Preview of Teaching in the 21st Century Conference
History has always been taught at Avon Old Farms, but curriculums involving recent history, specifically history that has unfolded since the turn of the century, can be a bit more difficult to deal with because of extreme polarization, significant yet complicated events, and the fact that it's hard to put one's own moment into a larger historical context. With that in mind, for months History Department Chairperson Dr. Chris Doyle has been organizing an academic conference to take place on Avon Old Farms’ campus. The conference, “Teaching the 21st Century,” will occur on April 7 & 8, and aims to make sense of the twenty-first century, contribute to scholarship about it, affect how it’s taught, and historicize events over its first two decades.
“Teachers at all levels have become first responders for helping students make sense of the crises shaping their lives,” explains Dr. Doyle. “Practitioners of history find themselves called upon both to explain the larger meaning of events and respond to critics accusing them of presentism, bias, and political correctness. The discipline of history is simultaneously enjoying a popular renaissance and facing a crisis of confidence.”
When asked what prompted him to ponder issues from war and terrorism to climate change and modern technology in the history classroom, he explains that it was the COVID pandemic, which bears some striking similarities to the Spanish-Influenza epidemic of almost exactly a century earlier. “It got me thinking about how people cope with exceptional events, especially catastrophic events, and why we tend not to learn from the past, and, in fact, often end up rehashing what historians have identified as mistakes made in the past.”
However, it goes beyond that.

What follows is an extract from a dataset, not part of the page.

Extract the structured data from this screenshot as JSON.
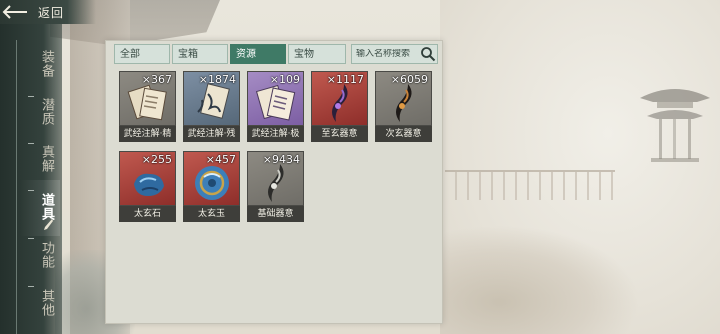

Doyle explains that events of this century so far seem to indicate that certain fundamental shifts might be occurring. This happens from time to time in history. “Our century began with a terrorist attack that provoked a "war on terror" lasting at least through 2021. In that war, many combatants were non-state actors: extremist groups, mercenaries, and ethnic militias. It made the Cold War seem straightforward by comparison! And, our current level of polarization, not just political but cultural polarization, seems historically important. As disturbing as this may appear, it's fertile ground for history education.”

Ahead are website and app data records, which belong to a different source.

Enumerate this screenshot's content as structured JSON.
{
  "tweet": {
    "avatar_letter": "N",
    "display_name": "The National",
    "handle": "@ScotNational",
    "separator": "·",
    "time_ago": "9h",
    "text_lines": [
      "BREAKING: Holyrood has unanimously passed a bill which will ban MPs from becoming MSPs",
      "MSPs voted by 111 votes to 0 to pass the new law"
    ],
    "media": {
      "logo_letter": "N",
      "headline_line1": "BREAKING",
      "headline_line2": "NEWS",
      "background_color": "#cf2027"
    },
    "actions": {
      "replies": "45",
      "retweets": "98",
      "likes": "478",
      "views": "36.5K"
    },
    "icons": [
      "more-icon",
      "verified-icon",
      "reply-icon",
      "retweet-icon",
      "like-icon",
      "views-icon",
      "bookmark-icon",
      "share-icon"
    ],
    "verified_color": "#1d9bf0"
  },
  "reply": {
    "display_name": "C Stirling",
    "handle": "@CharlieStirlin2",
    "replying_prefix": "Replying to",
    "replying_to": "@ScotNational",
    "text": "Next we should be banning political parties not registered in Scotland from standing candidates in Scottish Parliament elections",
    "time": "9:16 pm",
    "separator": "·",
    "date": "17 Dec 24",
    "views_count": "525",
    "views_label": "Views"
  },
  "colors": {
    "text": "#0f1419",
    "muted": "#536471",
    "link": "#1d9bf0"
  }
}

This conference seeks to clarify how historical methodology can help students, teachers, and society at large find meaning in and perspective on the recent past. Keynote speakers include prize-winning historian of the Gilded Age, capitalism, and the American West Richard White (Stanford University), and Emmy-winning documentary filmmaker Ramita Navai (PBS and U.K. Channel 4).
Doyle included a quotation on the conference website from playwright Alan Bennett that reads: “There is no period so remote as the recent past.”
“What that means is that there's nothing more difficult than seeing the larger meanings of events that we're in the middle of. We lack perspective on them,” he shares. “I know that one of the keynote speakers, Stanford historian Richard White, is going to address this in his remarks. What's the line between current events and history? Which historical parallels are relevant to our own moment, and which aren't? I'm thrilled that we have a keynote of White's caliber--a historian at the very top of his profession--to lead us through those questions.”
Additional presenters include university professors, a career UK diplomat and OBE recipient, teachers, and, unique to this conference, students.
“We've got presenters coming from Stanford, the London School of Economics, University of Rhode Island, Central Connecticut State, and the University of Pecs, Hungary. Our students will be giving papers and presentations right along with them,” Doyle shares. “The students’ subject matter is provocative and important ranging from the war in Ukraine, to nuclear energy, political misinformation, and religious influences on the U.S. Supreme Court. They'll be sharing a stage with college professors and presenting to their peers, teachers, and educators who've registered to attend.
“The five students presenting deserve kudos. Essentially, they've chosen to engage in an independent research project on their own time. When I was in high school, I had no idea what an academic was, let alone what one did. Our students will be getting a glimpse into how scholars advance knowledge in their respective fields. That's an amazing opportunity, and I am unaware of any other forum like this, anywhere.”
This two-day conference is open to educators, administrators, and members of the Avon Old Farms School community. Details and registration information can be found on the conference website.
“This conference aims to shape understanding of and teaching about the early 21st-century. Those are ambitious goals, for sure, but it's why people should attend,” Doyle says. “I think we all want a sense of larger meaning. We want to understand how the events that shape our times matter, and we want to know how our own lives fit into those events. This conference seeks to provide that meaning.”
Any questions about the conference can be directed to Conference Director Dr. Chris Doyle at email@example.com or Co-Director Dr. Bob Naeher at firstname.lastname@example.org.